* [Try it]:
Below are records; count the lines that contain "wild" and give only the total.

[Component data from apps and pages]
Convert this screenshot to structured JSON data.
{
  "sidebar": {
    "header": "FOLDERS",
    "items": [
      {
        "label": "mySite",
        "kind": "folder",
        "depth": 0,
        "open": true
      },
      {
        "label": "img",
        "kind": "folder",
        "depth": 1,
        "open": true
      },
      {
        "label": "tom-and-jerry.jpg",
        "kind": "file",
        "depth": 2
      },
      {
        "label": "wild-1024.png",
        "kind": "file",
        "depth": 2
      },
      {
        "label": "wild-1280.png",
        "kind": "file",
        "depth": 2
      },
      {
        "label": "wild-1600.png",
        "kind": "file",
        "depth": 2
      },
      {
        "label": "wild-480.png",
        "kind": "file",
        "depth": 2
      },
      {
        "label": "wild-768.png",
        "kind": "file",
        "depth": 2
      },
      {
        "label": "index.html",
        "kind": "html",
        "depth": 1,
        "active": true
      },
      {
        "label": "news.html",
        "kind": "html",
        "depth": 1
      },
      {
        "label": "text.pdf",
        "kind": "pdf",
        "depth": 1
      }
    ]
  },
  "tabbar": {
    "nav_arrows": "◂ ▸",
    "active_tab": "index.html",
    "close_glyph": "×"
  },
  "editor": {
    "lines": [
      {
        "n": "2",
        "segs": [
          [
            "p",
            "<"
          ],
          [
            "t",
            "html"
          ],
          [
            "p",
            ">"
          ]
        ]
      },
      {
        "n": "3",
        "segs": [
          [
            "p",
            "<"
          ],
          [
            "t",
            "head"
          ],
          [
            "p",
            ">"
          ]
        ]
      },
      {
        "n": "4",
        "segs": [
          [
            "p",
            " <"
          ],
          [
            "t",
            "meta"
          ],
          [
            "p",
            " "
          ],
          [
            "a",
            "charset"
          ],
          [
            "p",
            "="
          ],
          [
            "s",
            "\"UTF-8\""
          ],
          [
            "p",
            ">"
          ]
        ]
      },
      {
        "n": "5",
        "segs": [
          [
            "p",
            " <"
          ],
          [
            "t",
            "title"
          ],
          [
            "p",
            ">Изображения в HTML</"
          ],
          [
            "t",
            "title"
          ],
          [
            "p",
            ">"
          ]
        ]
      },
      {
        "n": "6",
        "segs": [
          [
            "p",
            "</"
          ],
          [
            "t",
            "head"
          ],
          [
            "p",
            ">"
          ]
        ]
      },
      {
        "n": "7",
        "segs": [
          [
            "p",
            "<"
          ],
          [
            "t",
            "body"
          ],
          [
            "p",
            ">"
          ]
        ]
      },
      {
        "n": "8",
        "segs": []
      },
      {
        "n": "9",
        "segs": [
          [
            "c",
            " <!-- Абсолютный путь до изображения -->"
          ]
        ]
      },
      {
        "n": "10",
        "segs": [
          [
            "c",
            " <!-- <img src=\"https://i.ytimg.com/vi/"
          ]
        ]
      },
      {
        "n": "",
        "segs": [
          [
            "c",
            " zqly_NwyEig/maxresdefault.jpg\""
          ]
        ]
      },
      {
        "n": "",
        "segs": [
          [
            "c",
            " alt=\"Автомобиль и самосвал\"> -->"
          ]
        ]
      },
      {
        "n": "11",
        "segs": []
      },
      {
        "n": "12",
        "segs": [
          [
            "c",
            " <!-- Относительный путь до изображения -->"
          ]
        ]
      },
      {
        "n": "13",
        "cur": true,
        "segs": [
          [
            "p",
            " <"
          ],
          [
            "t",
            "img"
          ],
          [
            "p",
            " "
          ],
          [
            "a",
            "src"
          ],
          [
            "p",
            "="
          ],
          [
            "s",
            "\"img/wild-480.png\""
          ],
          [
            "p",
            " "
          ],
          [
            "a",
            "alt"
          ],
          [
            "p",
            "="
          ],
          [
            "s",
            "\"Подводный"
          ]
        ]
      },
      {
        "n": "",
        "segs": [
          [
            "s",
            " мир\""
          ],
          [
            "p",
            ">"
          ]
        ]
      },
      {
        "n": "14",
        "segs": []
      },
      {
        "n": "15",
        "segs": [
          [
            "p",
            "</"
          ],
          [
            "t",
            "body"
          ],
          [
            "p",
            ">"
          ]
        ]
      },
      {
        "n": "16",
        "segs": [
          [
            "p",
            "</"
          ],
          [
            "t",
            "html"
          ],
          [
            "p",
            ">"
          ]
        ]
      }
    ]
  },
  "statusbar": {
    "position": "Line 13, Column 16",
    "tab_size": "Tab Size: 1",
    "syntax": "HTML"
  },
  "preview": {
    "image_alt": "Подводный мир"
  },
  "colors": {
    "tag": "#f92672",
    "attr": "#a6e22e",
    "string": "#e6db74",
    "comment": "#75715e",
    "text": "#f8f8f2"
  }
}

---

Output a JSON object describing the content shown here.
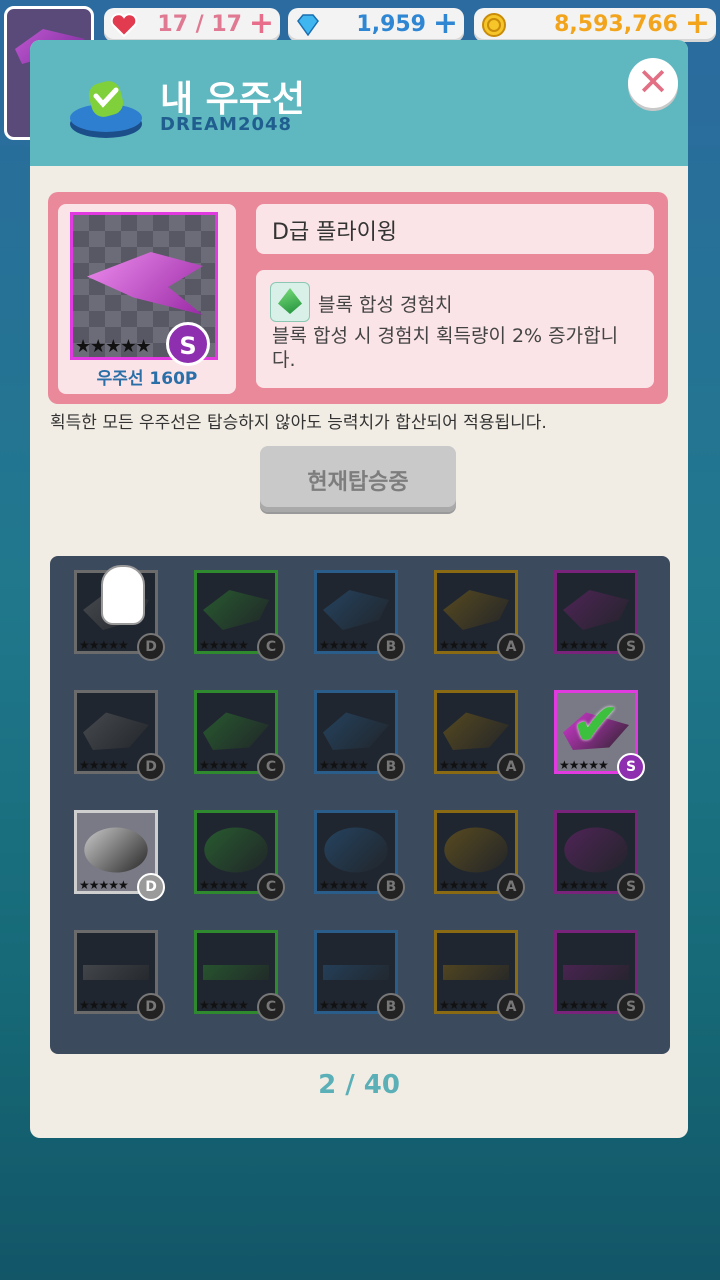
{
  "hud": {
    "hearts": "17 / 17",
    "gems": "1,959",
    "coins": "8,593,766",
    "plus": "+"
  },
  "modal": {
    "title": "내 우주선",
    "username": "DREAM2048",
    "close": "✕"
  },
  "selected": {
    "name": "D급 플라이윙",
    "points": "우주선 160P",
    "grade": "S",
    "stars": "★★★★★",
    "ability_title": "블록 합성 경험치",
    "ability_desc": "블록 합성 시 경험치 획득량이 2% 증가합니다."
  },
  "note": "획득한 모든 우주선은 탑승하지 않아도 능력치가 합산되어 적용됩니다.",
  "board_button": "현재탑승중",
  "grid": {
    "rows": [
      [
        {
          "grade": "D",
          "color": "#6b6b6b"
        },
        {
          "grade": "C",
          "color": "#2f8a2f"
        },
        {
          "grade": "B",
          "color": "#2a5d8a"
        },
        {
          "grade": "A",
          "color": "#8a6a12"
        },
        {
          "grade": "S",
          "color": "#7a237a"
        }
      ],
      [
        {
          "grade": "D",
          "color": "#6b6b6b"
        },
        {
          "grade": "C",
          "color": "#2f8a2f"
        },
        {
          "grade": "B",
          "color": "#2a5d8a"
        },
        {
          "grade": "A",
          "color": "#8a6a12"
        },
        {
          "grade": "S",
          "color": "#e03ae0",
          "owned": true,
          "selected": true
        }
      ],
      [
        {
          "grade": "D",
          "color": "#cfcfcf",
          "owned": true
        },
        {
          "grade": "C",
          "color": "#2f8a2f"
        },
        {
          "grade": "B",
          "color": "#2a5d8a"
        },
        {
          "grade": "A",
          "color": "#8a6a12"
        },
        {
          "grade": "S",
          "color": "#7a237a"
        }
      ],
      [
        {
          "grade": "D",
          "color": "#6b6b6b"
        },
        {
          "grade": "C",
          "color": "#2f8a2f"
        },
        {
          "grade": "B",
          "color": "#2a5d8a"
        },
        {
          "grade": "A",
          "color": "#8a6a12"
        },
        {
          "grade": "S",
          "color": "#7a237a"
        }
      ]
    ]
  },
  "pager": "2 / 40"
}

* [Solution to the exercise]:
6